#### TASK TO COMPLETE
Every line with the string "name" should be copied from the data.

--- INPUT FOR THIS TASK Enclosed Below ---

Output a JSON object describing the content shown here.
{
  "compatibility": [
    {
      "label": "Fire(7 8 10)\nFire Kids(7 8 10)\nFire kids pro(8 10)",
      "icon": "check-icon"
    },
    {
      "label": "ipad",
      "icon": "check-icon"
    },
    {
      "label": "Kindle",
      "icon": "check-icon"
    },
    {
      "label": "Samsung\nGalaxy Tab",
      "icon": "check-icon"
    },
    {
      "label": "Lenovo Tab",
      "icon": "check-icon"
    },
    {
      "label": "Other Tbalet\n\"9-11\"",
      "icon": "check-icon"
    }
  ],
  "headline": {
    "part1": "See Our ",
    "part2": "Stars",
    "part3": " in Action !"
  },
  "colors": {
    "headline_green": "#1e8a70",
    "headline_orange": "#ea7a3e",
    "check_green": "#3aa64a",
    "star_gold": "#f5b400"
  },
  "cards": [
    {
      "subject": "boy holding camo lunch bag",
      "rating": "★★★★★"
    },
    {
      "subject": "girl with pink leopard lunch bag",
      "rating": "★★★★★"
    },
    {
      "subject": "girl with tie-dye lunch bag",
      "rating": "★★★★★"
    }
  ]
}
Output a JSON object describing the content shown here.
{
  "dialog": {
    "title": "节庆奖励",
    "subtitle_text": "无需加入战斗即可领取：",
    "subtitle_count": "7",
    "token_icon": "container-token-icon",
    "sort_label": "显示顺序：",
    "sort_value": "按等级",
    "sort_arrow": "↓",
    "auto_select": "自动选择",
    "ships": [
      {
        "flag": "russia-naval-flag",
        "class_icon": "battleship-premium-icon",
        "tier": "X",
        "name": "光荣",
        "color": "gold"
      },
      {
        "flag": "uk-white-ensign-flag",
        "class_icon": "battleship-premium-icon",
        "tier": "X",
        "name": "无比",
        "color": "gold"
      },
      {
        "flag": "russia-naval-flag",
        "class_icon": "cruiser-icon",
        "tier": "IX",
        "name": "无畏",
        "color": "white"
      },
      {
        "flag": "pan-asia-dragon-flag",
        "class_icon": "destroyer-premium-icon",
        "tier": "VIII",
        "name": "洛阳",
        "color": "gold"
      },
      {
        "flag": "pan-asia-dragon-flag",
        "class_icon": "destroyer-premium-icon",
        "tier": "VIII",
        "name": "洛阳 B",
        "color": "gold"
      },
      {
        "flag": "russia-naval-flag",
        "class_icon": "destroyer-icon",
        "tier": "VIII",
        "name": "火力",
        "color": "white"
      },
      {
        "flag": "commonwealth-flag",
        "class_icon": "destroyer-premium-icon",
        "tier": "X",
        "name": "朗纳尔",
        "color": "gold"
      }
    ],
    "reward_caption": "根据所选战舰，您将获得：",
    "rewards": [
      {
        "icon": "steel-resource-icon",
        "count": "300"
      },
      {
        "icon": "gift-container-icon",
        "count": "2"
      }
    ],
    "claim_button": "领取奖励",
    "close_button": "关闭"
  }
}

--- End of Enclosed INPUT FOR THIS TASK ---

#### RESPONSE TO THE EXERCISE
        "name": "光荣",
        "name": "无比",
        "name": "无畏",
        "name": "洛阳",
        "name": "洛阳 B",
        "name": "火力",
        "name": "朗纳尔",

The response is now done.